"), blessing Steve with compassionate shades one doesn't usually find in the so-called "big-man-on-campus" character, are equally terrific. In smaller but pivotal roles, Bo Petersen touchingly sheds all glimmers of vanity to play Andrew's gravely ill mother and Ashley Hinshaw is a sparkling find as classmate Casey, a blogger who slowly disarms herself to Matt while getting wrapped up in a threat far beyond her wildest beliefs.
In an age when cinema so sparsely amazes anymoreit seems like everything's been done and seen before"Chronicle" is a motion picture that does just that, again and again. Faced with a life without the one person whom he knows truly cares about himhis motherAndrew's desperate actions in the third act pave the way for a brazen finale that thoroughly outdoes itself. Literally taking on the guise of both a Greek tragedy and the craziest roller-coaster one has ever rode, the city of Seattle is rocked by forces beyond its control in a magnificent set-piece so ingeniously crafted and shot that it just might make the biggest action-centric directors in Hollywood weep with envy. Overflowing in subtle nuggets of info and sly clues as to where a sequel might goand rest assured that there is definitely enough left open for an eagerly-awaited continuationthe film leaves its audience rattled and giddy, craving more even as it has gone above and beyond what could have been reasonably expected. "The Avengers," "The Dark Knight Rises," "The Amazing Spider-Man"all of this year's upcoming superhero releases better be bringing something mighty groundbreaking to the table.
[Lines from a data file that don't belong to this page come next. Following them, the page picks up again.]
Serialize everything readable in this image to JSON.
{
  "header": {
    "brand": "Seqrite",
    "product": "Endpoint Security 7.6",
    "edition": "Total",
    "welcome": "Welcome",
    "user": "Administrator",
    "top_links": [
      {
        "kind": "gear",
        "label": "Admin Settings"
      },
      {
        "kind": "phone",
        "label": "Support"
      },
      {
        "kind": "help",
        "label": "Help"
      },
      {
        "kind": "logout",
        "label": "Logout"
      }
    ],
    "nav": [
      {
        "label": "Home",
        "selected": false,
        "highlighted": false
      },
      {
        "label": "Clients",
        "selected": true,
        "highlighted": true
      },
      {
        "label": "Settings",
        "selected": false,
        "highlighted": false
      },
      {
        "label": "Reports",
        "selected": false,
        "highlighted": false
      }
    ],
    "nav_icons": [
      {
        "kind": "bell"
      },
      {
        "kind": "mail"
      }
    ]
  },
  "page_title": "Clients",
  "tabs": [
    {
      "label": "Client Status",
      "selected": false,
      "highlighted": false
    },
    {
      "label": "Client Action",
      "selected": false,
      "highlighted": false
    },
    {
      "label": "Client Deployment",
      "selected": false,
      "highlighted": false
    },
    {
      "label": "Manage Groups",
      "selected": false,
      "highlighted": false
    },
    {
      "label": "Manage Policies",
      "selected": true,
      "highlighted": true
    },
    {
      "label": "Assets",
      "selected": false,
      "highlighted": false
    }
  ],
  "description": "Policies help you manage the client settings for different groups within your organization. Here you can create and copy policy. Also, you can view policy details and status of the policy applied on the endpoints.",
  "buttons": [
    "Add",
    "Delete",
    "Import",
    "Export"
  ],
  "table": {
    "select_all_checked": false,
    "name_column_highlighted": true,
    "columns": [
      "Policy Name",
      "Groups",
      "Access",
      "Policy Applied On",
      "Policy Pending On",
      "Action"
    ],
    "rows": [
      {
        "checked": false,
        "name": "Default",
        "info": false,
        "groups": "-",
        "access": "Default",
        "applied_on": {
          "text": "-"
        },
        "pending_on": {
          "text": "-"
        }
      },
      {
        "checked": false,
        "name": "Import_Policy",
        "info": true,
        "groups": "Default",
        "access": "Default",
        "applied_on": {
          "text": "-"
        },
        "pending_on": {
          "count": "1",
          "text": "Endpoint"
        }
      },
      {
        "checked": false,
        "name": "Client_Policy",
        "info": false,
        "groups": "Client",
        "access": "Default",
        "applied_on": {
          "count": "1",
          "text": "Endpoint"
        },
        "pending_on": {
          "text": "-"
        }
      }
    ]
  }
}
If not, they'd be wise to just go home now. Who wants to go back when "Chronicle" has found a way to bring them so far forward?